Financial Advisors 101: Designations
Until there is a definitive fiduciary standard that the financial sector must adhere to, much of the general public is left in the dark in terms of who they can and should trust with their hard-earned money. Who deserves to work with them? If you are looking for a financial advisor, generally you will look for a person who has a few fancy capital letters at the end of their name, but do you have any idea what those mean? It’s easy for them to simply define the titles, but why should that make a difference to you?
Understanding what the knowledge set is behind each of these designations is very important. Some titles are only applicable in certain client-facing financial roles, but others are more appropriate at the corporate-level and won’t be of much use working with individual clients.
Here are the different designations below – all are subject to approval by a specific board, and if an advisor uses ANY of these designations without actually completing the program in its entirety, they are breaking the law and as a general principle should NOT be trusted with your money. All of these designations have some kind of board certification in the form of a certificate. They work hard to achieve it, so usually it’s prominently displayed. If they don’t know where it is…again…RUN.
High-Industry Specific Designations:
CFA (Chartered Financial Analyst) - a professional designation given by the CFA Institute that measures the competence and integrity of financial analysts. Candidates are required to pass three levels of exams covering areas such as accounting, economics, ethics, money management and security analysis. This is one of the most difficult designations to obtain as it is one of the longest and extremely time-consuming programs to complete.
CFP (Certified Financial Planner) - The CFP® is the most respected financial credential for financial planners, financial firms, and those seeking the advice of a financial planner. The CFP designation is awarded to individuals who successfully complete the CFP Board's initial and ongoing certification requirements. Individuals desiring to become a CFP professional must take extensive exams in the areas of financial planning, taxes, insurance, estate planning and retirement.
CPA (Certified Public Accountant) - an accounting professional who has passed the Uniform CPA examination and has also met additional state certification and experience requirements. These are people who are familiar with the U.S. tax code and are qualified to submit tax returns to the IRS. This is not necessary when doing retirement planning or investing, but it is a nice perk knowing that you advisor is very familiar with accounting practices and the tax code.
The following are lesser-known designations, but thanks to the ever-growing fiduciary popularity, these will become more mainstream in the coming years.
Asset Management Designations:
AAMS (Accredited Asset Management Specialist) - Graduates of this program are able to identify client opportunities not only in investments but also in the areas of insurance, tax, retirement, and estate planning, while making recommendations based on all aspects of a client’s total financial picture.
APMA (Accredited Portfolio Management Advisor) – Masters of the portfolio creation and management process after completing a unique 2-part program featuring hands-on practice in analyzing investment policy statements, building portfolios, and making asset allocation decisions.
AWMA (Accredited Wealth Management Advisor) - This designation enables the advisor to address complex financial issues faced by affluent clients.
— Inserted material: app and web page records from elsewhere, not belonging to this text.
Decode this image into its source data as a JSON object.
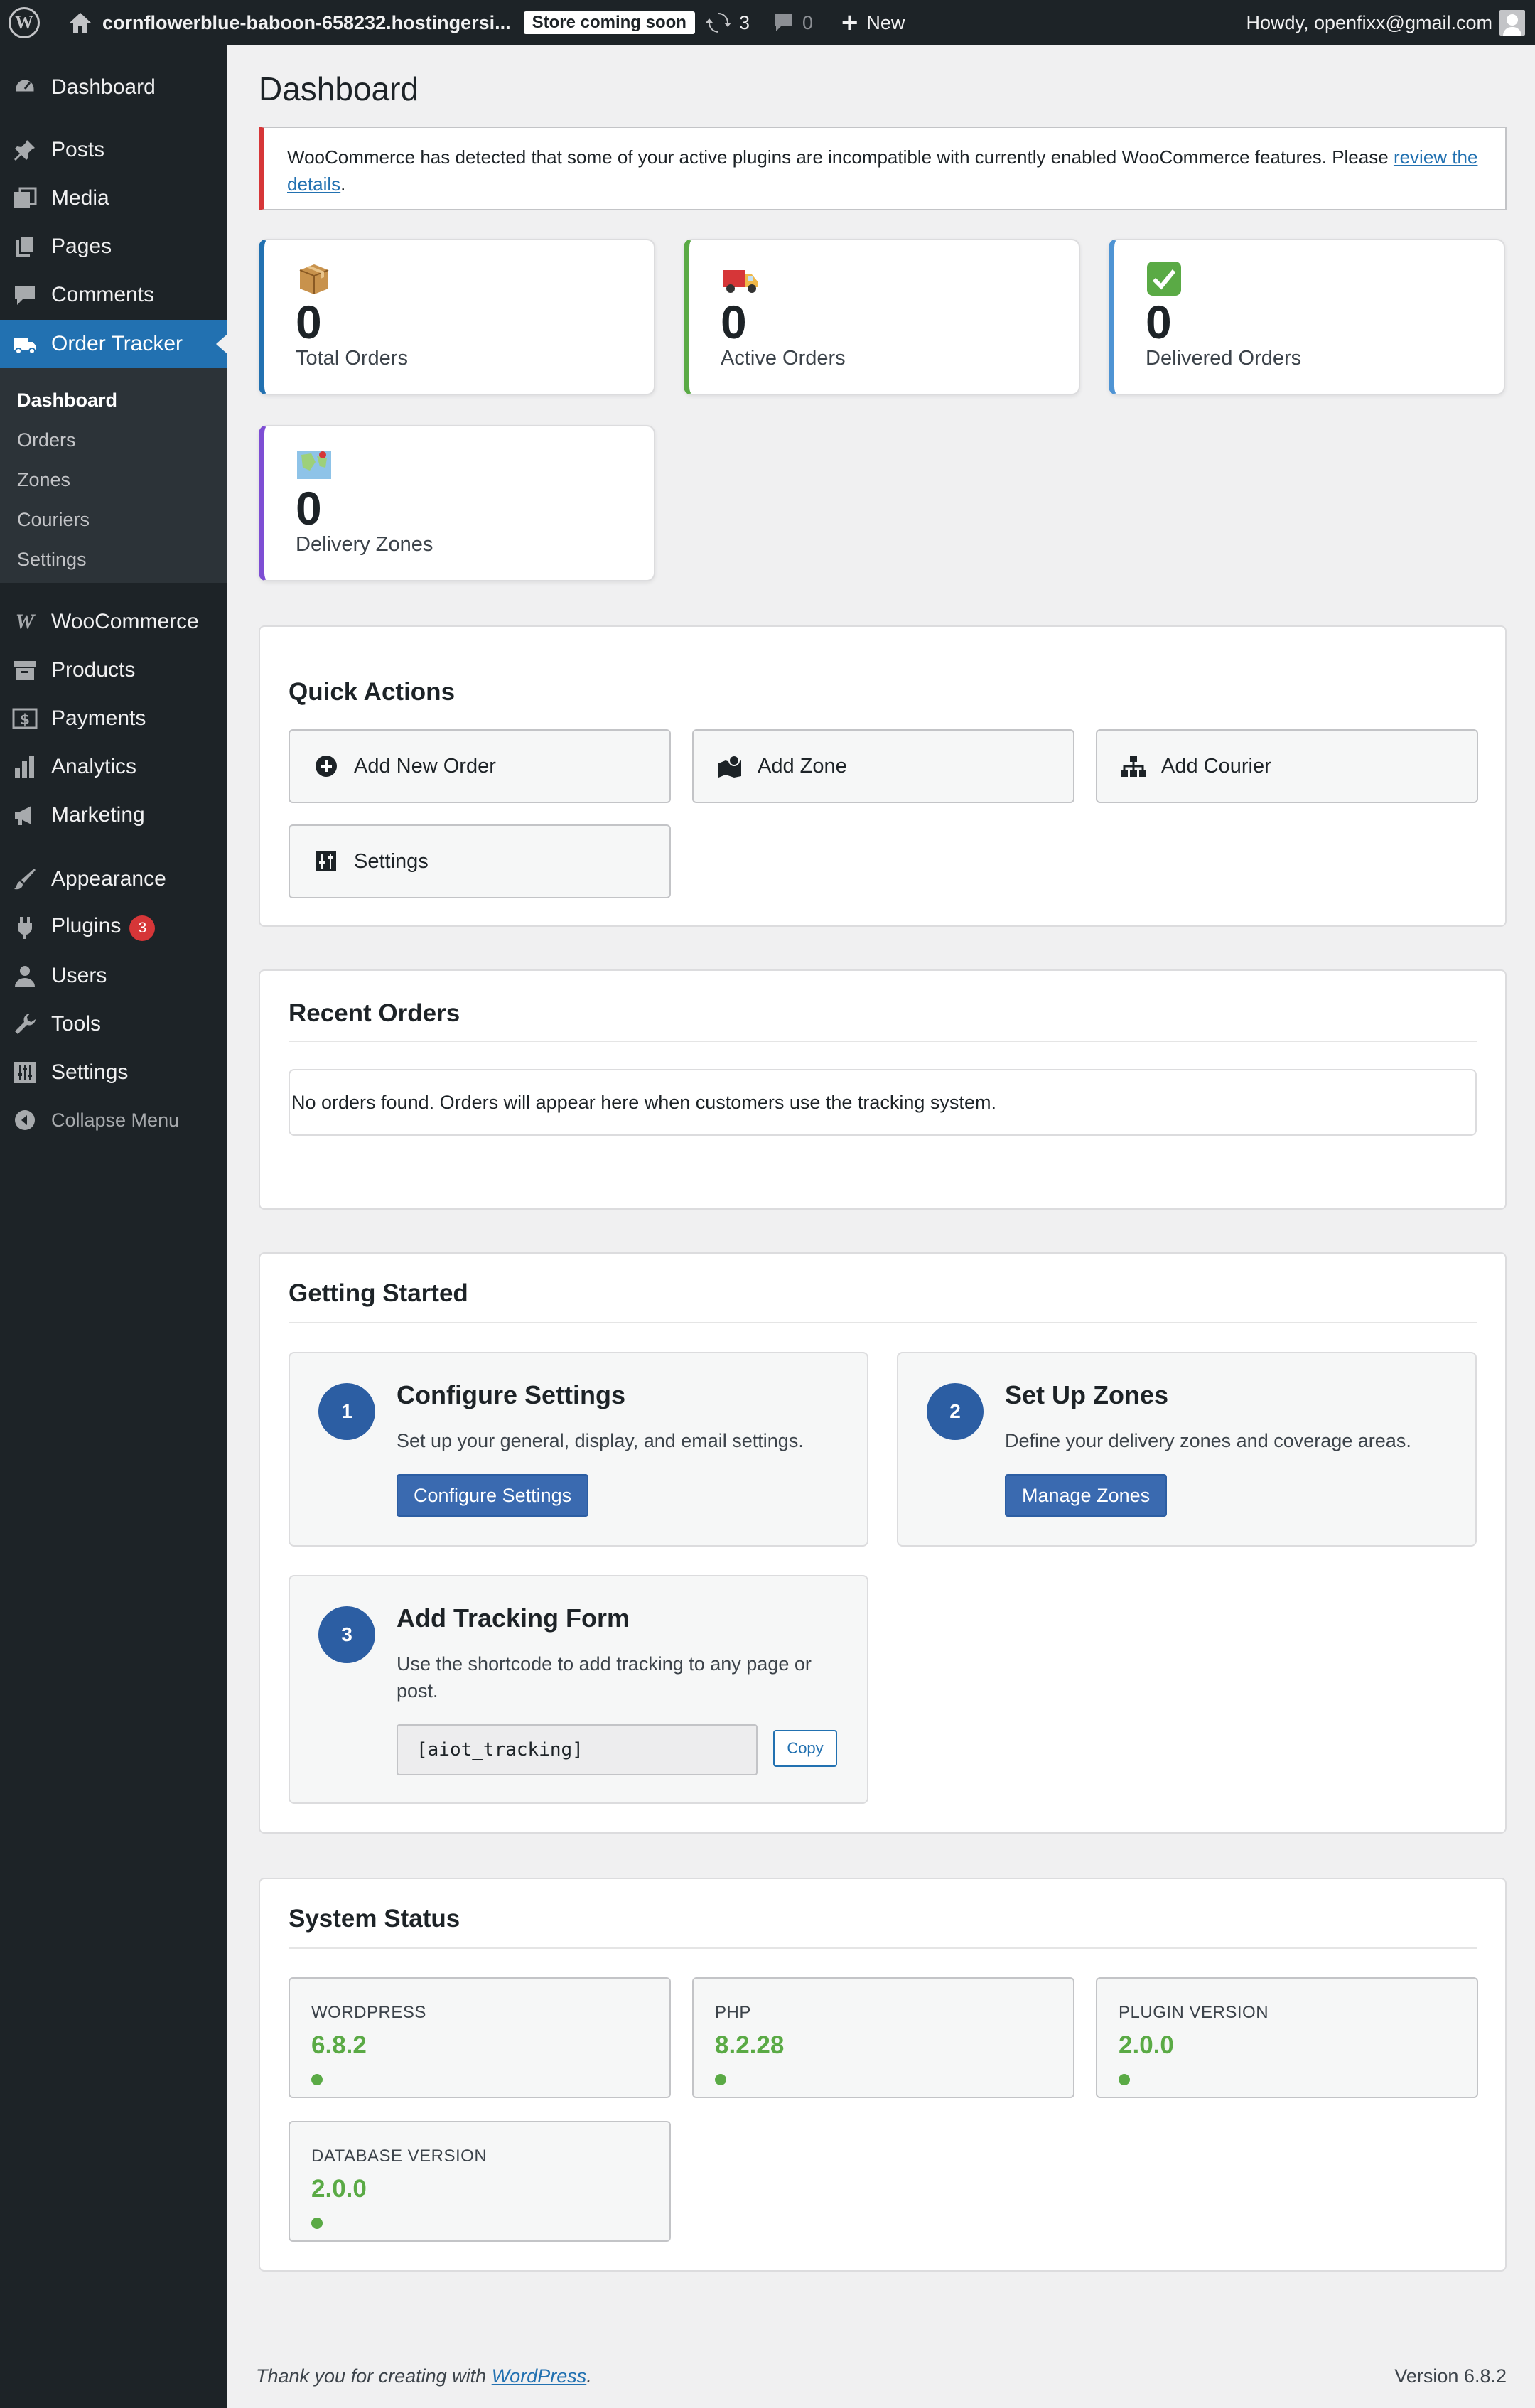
{
  "adminbar": {
    "site_name": "cornflowerblue-baboon-658232.hostingersi...",
    "badge": "Store coming soon",
    "updates_count": "3",
    "comments_count": "0",
    "new_label": "New",
    "howdy": "Howdy, openfixx@gmail.com"
  },
  "sidebar": {
    "items": [
      {
        "label": "Dashboard",
        "icon": "dashboard-icon"
      },
      {
        "label": "Posts",
        "icon": "pushpin-icon"
      },
      {
        "label": "Media",
        "icon": "media-icon"
      },
      {
        "label": "Pages",
        "icon": "pages-icon"
      },
      {
        "label": "Comments",
        "icon": "comment-icon"
      },
      {
        "label": "Order Tracker",
        "icon": "truck-icon"
      },
      {
        "label": "WooCommerce",
        "icon": "woo-icon"
      },
      {
        "label": "Products",
        "icon": "archive-icon"
      },
      {
        "label": "Payments",
        "icon": "dollar-icon"
      },
      {
        "label": "Analytics",
        "icon": "bar-chart-icon"
      },
      {
        "label": "Marketing",
        "icon": "megaphone-icon"
      },
      {
        "label": "Appearance",
        "icon": "brush-icon"
      },
      {
        "label": "Plugins",
        "icon": "plug-icon"
      },
      {
        "label": "Users",
        "icon": "user-icon"
      },
      {
        "label": "Tools",
        "icon": "wrench-icon"
      },
      {
        "label": "Settings",
        "icon": "sliders-icon"
      }
    ],
    "plugins_badge": "3",
    "submenu": [
      "Dashboard",
      "Orders",
      "Zones",
      "Couriers",
      "Settings"
    ],
    "collapse_label": "Collapse Menu"
  },
  "main": {
    "title": "Dashboard",
    "notice_text": "WooCommerce has detected that some of your active plugins are incompatible with currently enabled WooCommerce features. Please",
    "notice_link": "review the details",
    "notice_end": ".",
    "stats": [
      {
        "value": "0",
        "label": "Total Orders",
        "icon": "package-icon",
        "color": "#2271b1"
      },
      {
        "value": "0",
        "label": "Active Orders",
        "icon": "delivery-truck-icon",
        "color": "#5aaa45"
      },
      {
        "value": "0",
        "label": "Delivered Orders",
        "icon": "check-mark-icon",
        "color": "#4f94d4"
      },
      {
        "value": "0",
        "label": "Delivery Zones",
        "icon": "map-icon",
        "color": "#7e4ed4"
      }
    ],
    "quick_actions": {
      "title": "Quick Actions",
      "buttons": [
        "Add New Order",
        "Add Zone",
        "Add Courier",
        "Settings"
      ]
    },
    "recent_orders": {
      "title": "Recent Orders",
      "empty": "No orders found. Orders will appear here when customers use the tracking system."
    },
    "getting_started": {
      "title": "Getting Started",
      "steps": [
        {
          "num": "1",
          "title": "Configure Settings",
          "desc": "Set up your general, display, and email settings.",
          "button": "Configure Settings"
        },
        {
          "num": "2",
          "title": "Set Up Zones",
          "desc": "Define your delivery zones and coverage areas.",
          "button": "Manage Zones"
        },
        {
          "num": "3",
          "title": "Add Tracking Form",
          "desc": "Use the shortcode to add tracking to any page or post.",
          "shortcode": "[aiot_tracking]",
          "copy": "Copy"
        }
      ]
    },
    "system_status": {
      "title": "System Status",
      "items": [
        {
          "label": "WORDPRESS",
          "value": "6.8.2"
        },
        {
          "label": "PHP",
          "value": "8.2.28"
        },
        {
          "label": "PLUGIN VERSION",
          "value": "2.0.0"
        },
        {
          "label": "DATABASE VERSION",
          "value": "2.0.0"
        }
      ],
      "ok_color": "#5aaa45"
    }
  },
  "footer": {
    "thanks": "Thank you for creating with",
    "link": "WordPress",
    "end": ".",
    "version": "Version 6.8.2"
  }
}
They generally have the confidence to optimize clients’ investments to achieve their goals while minimizing investment volatility.
CMFC (Chartered Mutual Fund Counselor) - The only industry-recognized mutual funds designation, this designation indicates a thorough knowledge of mutual funds and their various uses as investment vehicles.
Retirement Planning Designations:
CRPC (Charted Retirement Planning Counselor) – helps clients to define a “road to retirement,” which enables them to focus on the client’s pre-and post-retirement needs, as well as issues related to asset management and estate planning.
CRPS (Chartered Retirement Planning Specialist) – used to recommend implementation techniques that can be executed into well-structured, company-appropriate retirement plans.
Industry Credential Programs:
RP (Registered Paraplanner) - basic, practical knowledge of the financial planning process and the five disciplines of financial planning.
LUTCF (Life Underwriter Training Council Fellow) - educated practitioners on four practice specialties: life insurance and annuities, health and employee benefits, multiline, and financial advising and investments.